Helping with Rent & Utilities

UIDN continues to help dozens of families each month with money for rent and utilities. We use our own donated funds or connect families with monies available from Catholic Charities and United Way via Family of Woodstock. There are, of course, many more immigrant families who are not able to stay current and will have massive rental debts when the moratorium ends — probably after December 31.

Sometimes we are able to negotiate better terms with smaller landlords who tend to be more committed to keeping rents affordable as long as they can meet their own mortgage and tax liabilities. The larger commercial rental companies are more likely to evict tenants who cannot pay replacing them with those who can afford more. Recent demand for housing from newcomers has stimulated gentrification and displacement of low income renters including immigrants.

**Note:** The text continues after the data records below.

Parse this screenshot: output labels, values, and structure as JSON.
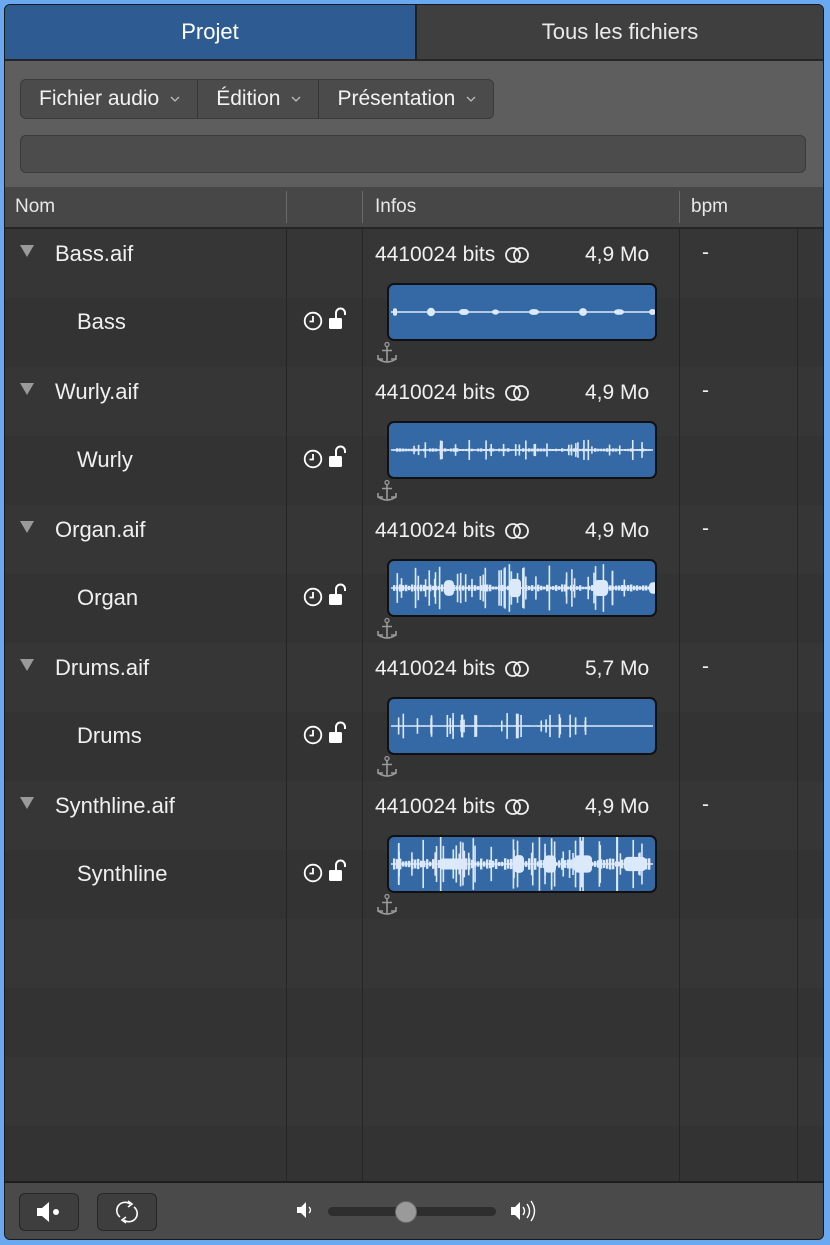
{
  "tabs": [
    {
      "label": "Projet",
      "active": true
    },
    {
      "label": "Tous les fichiers",
      "active": false
    }
  ],
  "menus": [
    {
      "label": "Fichier audio"
    },
    {
      "label": "Édition"
    },
    {
      "label": "Présentation"
    }
  ],
  "search": {
    "value": "",
    "placeholder": ""
  },
  "columns": {
    "name": "Nom",
    "status": "",
    "info": "Infos",
    "bpm": "bpm"
  },
  "files": [
    {
      "file": "Bass.aif",
      "bits": "4410024 bits",
      "size": "4,9 Mo",
      "bpm": "-",
      "region": "Bass",
      "waveform": "bass"
    },
    {
      "file": "Wurly.aif",
      "bits": "4410024 bits",
      "size": "4,9 Mo",
      "bpm": "-",
      "region": "Wurly",
      "waveform": "wurly"
    },
    {
      "file": "Organ.aif",
      "bits": "4410024 bits",
      "size": "4,9 Mo",
      "bpm": "-",
      "region": "Organ",
      "waveform": "organ"
    },
    {
      "file": "Drums.aif",
      "bits": "4410024 bits",
      "size": "5,7 Mo",
      "bpm": "-",
      "region": "Drums",
      "waveform": "drums"
    },
    {
      "file": "Synthline.aif",
      "bits": "4410024 bits",
      "size": "4,9 Mo",
      "bpm": "-",
      "region": "Synthline",
      "waveform": "synth"
    }
  ],
  "icons": {
    "disclosure": "disclosure-triangle-icon",
    "stereo": "stereo-icon",
    "clock": "clock-icon",
    "lock": "unlock-icon",
    "anchor": "anchor-icon",
    "prelisten": "speaker-prelisten-icon",
    "cycle": "cycle-icon",
    "vol_low": "volume-low-icon",
    "vol_high": "volume-high-icon"
  },
  "footer": {
    "volume": 0.46
  },
  "colors": {
    "accent": "#2e5c92",
    "region": "#3569a6",
    "waveform": "#dce9fb"
  }
}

These housing challenges may also be a threat to public health in a second wave of coronavirus. When affordable rentals are gone, families made homeless by eviction either live in the streets or double up in apartments with other family members or with friends. Either way, exposure to the virus is increased.

Support the Ulster County Coalition for Housing Justice

As noted above, UIDN has assisted many immigrant friends with rent and utilities payments, but the double crisis of ongoing unemployment and no direct federal help threatens to exhaust available assistance. Whenever the rent and mortgage moratoriums end, back bills will be due and will overwhelm many. Housing experts predict a massive wave of eviction orders from housing courts and foreclosure orders from banks when landlords cannot meet their mortgage payments. Few public officials or candidates have committed to safeguarding millions from homelessness.

Of course the housing crisis has deeper roots, and UIDN has joined with others to identify solutions through the Ulster County Coalition for Housing Justice. In the long run, we need public policies that regulate the housing market ensuring an adequate and stable supply of affordable housing for low income and moderate individuals and families. In Ulster County, 55% of low-income renters pay more than the federal standard for affordability, i.e., more than 30% of household income. One in four low-income renters pay more than 50% of their income. Homeless families have been priced out of the market entirely.

In our unregulated housing market, a rising demand for housing from new residents and land speculators is pushing existing housing prices out of reach of many, with little profit incentive to create housing that will remain affordable as economies fluctuate.

The Coalition uses letter writing campaigns to the local press and elected officials along with direct action to press for immediate rehousing of homeless individuals, rapid renovation of empty buildings, and speedy development of new public housing that will be remain permanently affordable. They invite supporters to sign their petition here.

To learn more and/or get involved, attend the Coalition’s Zoom event, The Future of Housing in Ulster County,  October 20,  7-7:45 p.m. A link will be posted on UIDN’s website soon.